It’s Kind of been a challenge for me as well because, you know, it’s a shared space. We should do it together. Let’s clean for a couple hours and you know, she’s just not feeling it, or she’s not feeling good enough to participate. Or if she does, it’s just going to crush her for the rest of the day and we’re not going to have fun. And I think that’s the biggest reason, Why I’ll step up and just do it, that way we can go have fun because I can cook and clean the kitchen up and get the dishes done and still go out and have ample amount of energy to have a great day. To wear, if she did, you know she wouldn’t. We would end up cutting the day short. So when it comes to household chores, whether it’s vacuuming, sweeping, mopping, cleaning, the kitchen, bathroom, etc. Just suck it up. Jump in there and get it done. Conserving her energy or his energy, If the person you’re supporting happens to be male and that way you can utilize that energy later on for fun.
In a nutshell, and to wrap this up reminding about Meds, hydration, carrying extra water, mixing the flavors up, carrying some electrolytes that can be added to water, encouraging to be active, but watching for signs and symptoms that they’re not feeling well. I.E. Seeking shade, slowing down, requesting breaks and getting kind of quiet and again, that’s the big indicator for me stepping up and learning to cook foods that are going to help with the symptoms of Sjogren’s. Anything with anti-inflammatory properties, uh, lots of protein and good forms of carbohydrates and fat, those are the things you’re going to need to learn to cook with if you normally don’t, and then again picking up and helping out with the chores around the house more and more, and that’s just to conserve that energy so you can have fun later on.
Again, I wish you all a happy new year and I look forward to interacting with more and more view online, whether it be Instagram, Facebook, or Twitter, or at SjogrenStrong.com.

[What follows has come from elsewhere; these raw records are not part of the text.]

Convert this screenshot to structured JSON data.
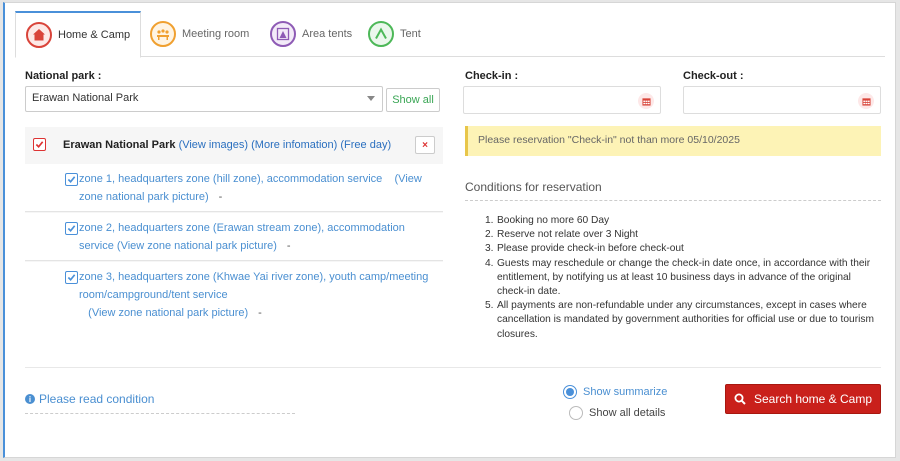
{
  "tabs": [
    {
      "label": "Home & Camp",
      "icon": "home-icon",
      "color": "#d9443a",
      "active": true
    },
    {
      "label": "Meeting room",
      "icon": "meeting-icon",
      "color": "#f0a030",
      "active": false
    },
    {
      "label": "Area tents",
      "icon": "tent-area-icon",
      "color": "#8e5bb5",
      "active": false
    },
    {
      "label": "Tent",
      "icon": "tent-icon",
      "color": "#4db858",
      "active": false
    }
  ],
  "form": {
    "national_park_label": "National park :",
    "national_park_value": "Erawan National Park",
    "show_all": "Show all",
    "checkin_label": "Check-in :",
    "checkout_label": "Check-out :"
  },
  "park": {
    "name": "Erawan National Park",
    "view_images": "(View images)",
    "more_info": "(More infomation)",
    "free_day": "(Free day)",
    "remove": "×",
    "zones": [
      {
        "text": "zone 1, headquarters zone (hill zone), accommodation service",
        "link": "(View zone national park picture)",
        "dash": "-"
      },
      {
        "text": "zone 2, headquarters zone (Erawan stream zone), accommodation service",
        "link": "(View zone national park picture)",
        "dash": "-"
      },
      {
        "text": "zone 3, headquarters zone (Khwae Yai river zone), youth camp/meeting room/campground/tent service",
        "link": "(View zone national park picture)",
        "dash": "-"
      }
    ]
  },
  "notice": "Please reservation \"Check-in\" not than more 05/10/2025",
  "conditions": {
    "title": "Conditions for reservation",
    "items": [
      {
        "n": "1.",
        "text": "Booking no more 60 Day"
      },
      {
        "n": "2.",
        "text": "Reserve not relate over 3 Night"
      },
      {
        "n": "3.",
        "text": "Please provide check-in before check-out"
      },
      {
        "n": "4.",
        "text": "Guests may reschedule or change the check-in date once, in accordance with their entitlement, by notifying us at least 10 business days in advance of the original check-in date."
      },
      {
        "n": "5.",
        "text": "All payments are non-refundable under any circumstances, except in cases where cancellation is mandated by government authorities for official use or due to tourism closures."
      }
    ]
  },
  "footer": {
    "read_condition": "Please read condition",
    "show_summarize": "Show summarize",
    "show_all_details": "Show all details",
    "search_button": "Search home & Camp"
  },
  "colors": {
    "accent": "#4a90d9",
    "search": "#c9201b",
    "notice": "#fdf3b6"
  }
}
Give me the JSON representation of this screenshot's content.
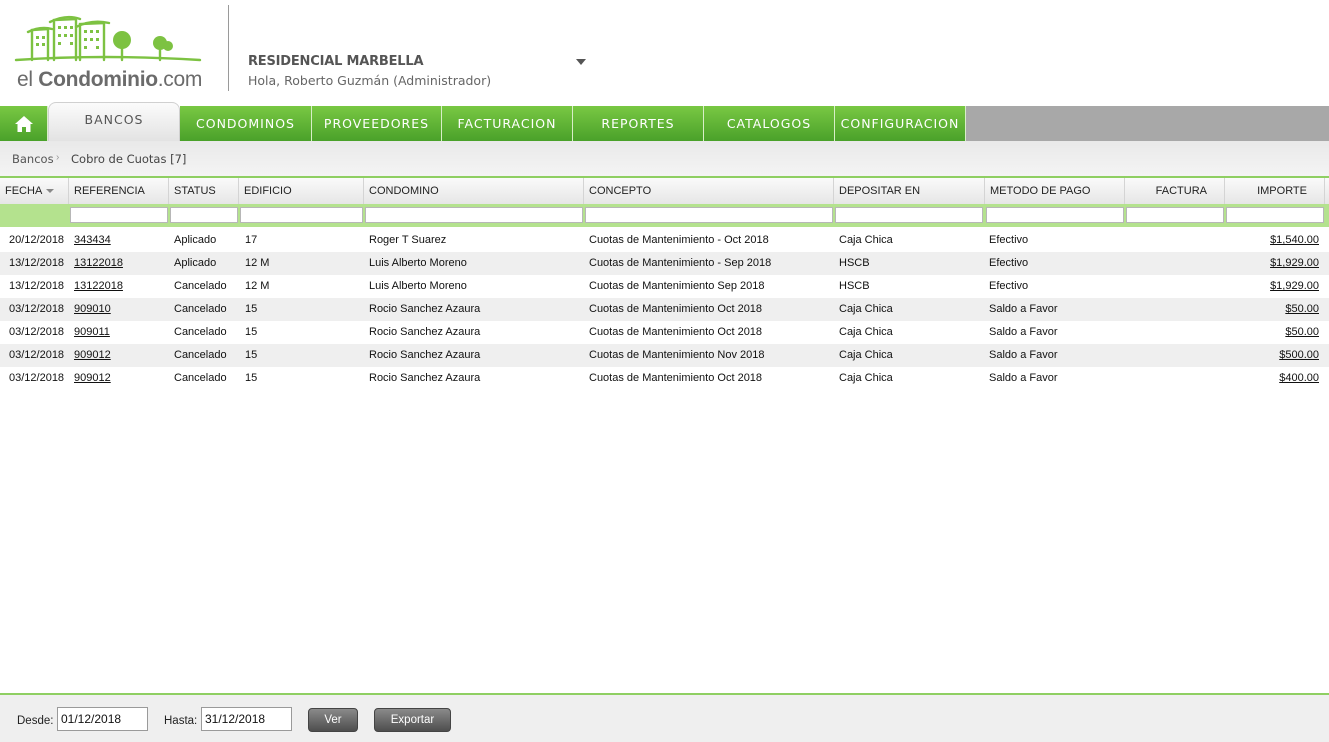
{
  "brand": {
    "logo_text_light": "el ",
    "logo_text_bold": "Condominio",
    "logo_text_suffix": ".com",
    "green": "#5bb030"
  },
  "site": {
    "name": "RESIDENCIAL MARBELLA",
    "greeting": "Hola, Roberto Guzmán (Administrador)"
  },
  "nav": {
    "home_icon": "home-icon",
    "active": "BANCOS",
    "items": [
      "CONDOMINOS",
      "PROVEEDORES",
      "FACTURACION",
      "REPORTES",
      "CATALOGOS",
      "CONFIGURACION"
    ]
  },
  "breadcrumb": {
    "root": "Bancos",
    "current": "Cobro de Cuotas [7]"
  },
  "table": {
    "columns": [
      "FECHA",
      "REFERENCIA",
      "STATUS",
      "EDIFICIO",
      "CONDOMINO",
      "CONCEPTO",
      "DEPOSITAR EN",
      "METODO DE PAGO",
      "FACTURA",
      "IMPORTE"
    ],
    "rows": [
      {
        "fecha": "20/12/2018",
        "referencia": "343434",
        "status": "Aplicado",
        "edificio": "17",
        "condomino": "Roger T Suarez",
        "concepto": "Cuotas de Mantenimiento - Oct 2018",
        "depositar": "Caja Chica",
        "metodo": "Efectivo",
        "factura": "",
        "importe": "$1,540.00"
      },
      {
        "fecha": "13/12/2018",
        "referencia": "13122018",
        "status": "Aplicado",
        "edificio": "12 M",
        "condomino": "Luis Alberto Moreno",
        "concepto": "Cuotas de Mantenimiento - Sep 2018",
        "depositar": "HSCB",
        "metodo": "Efectivo",
        "factura": "",
        "importe": "$1,929.00"
      },
      {
        "fecha": "13/12/2018",
        "referencia": "13122018",
        "status": "Cancelado",
        "edificio": "12 M",
        "condomino": "Luis Alberto Moreno",
        "concepto": "Cuotas de Mantenimiento Sep 2018",
        "depositar": "HSCB",
        "metodo": "Efectivo",
        "factura": "",
        "importe": "$1,929.00"
      },
      {
        "fecha": "03/12/2018",
        "referencia": "909010",
        "status": "Cancelado",
        "edificio": "15",
        "condomino": "Rocio Sanchez Azaura",
        "concepto": "Cuotas de Mantenimiento Oct 2018",
        "depositar": "Caja Chica",
        "metodo": "Saldo a Favor",
        "factura": "",
        "importe": "$50.00"
      },
      {
        "fecha": "03/12/2018",
        "referencia": "909011",
        "status": "Cancelado",
        "edificio": "15",
        "condomino": "Rocio Sanchez Azaura",
        "concepto": "Cuotas de Mantenimiento Oct 2018",
        "depositar": "Caja Chica",
        "metodo": "Saldo a Favor",
        "factura": "",
        "importe": "$50.00"
      },
      {
        "fecha": "03/12/2018",
        "referencia": "909012",
        "status": "Cancelado",
        "edificio": "15",
        "condomino": "Rocio Sanchez Azaura",
        "concepto": "Cuotas de Mantenimiento Nov 2018",
        "depositar": "Caja Chica",
        "metodo": "Saldo a Favor",
        "factura": "",
        "importe": "$500.00"
      },
      {
        "fecha": "03/12/2018",
        "referencia": "909012",
        "status": "Cancelado",
        "edificio": "15",
        "condomino": "Rocio Sanchez Azaura",
        "concepto": "Cuotas de Mantenimiento Oct 2018",
        "depositar": "Caja Chica",
        "metodo": "Saldo a Favor",
        "factura": "",
        "importe": "$400.00"
      }
    ]
  },
  "footer": {
    "desde_label": "Desde:",
    "desde_value": "01/12/2018",
    "hasta_label": "Hasta:",
    "hasta_value": "31/12/2018",
    "ver_label": "Ver",
    "exportar_label": "Exportar"
  }
}
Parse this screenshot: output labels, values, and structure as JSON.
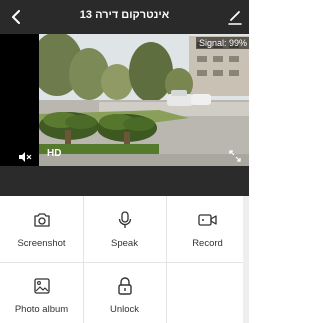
{
  "header": {
    "title": "אינטרקום דירה 13"
  },
  "video": {
    "signal_text": "Signal: 99%",
    "quality_label": "HD"
  },
  "controls": [
    {
      "label": "Screenshot",
      "icon": "camera-icon"
    },
    {
      "label": "Speak",
      "icon": "microphone-icon"
    },
    {
      "label": "Record",
      "icon": "video-record-icon"
    },
    {
      "label": "Photo album",
      "icon": "image-icon"
    },
    {
      "label": "Unlock",
      "icon": "unlock-icon"
    }
  ],
  "colors": {
    "header_bg": "#2a2a2a",
    "video_bg": "#000000",
    "spacer_bg": "#2b2b2b",
    "grid_bg": "#ffffff",
    "icon_color": "#333333"
  }
}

I hope this episode gave you one takeaway and please share it with those that are supporting you. If you’re the one suffering with Sjogren’s and hopefully they can have one takeaway and help support you better.
And as Lupe says, “Sip constantly and stay hydrated”.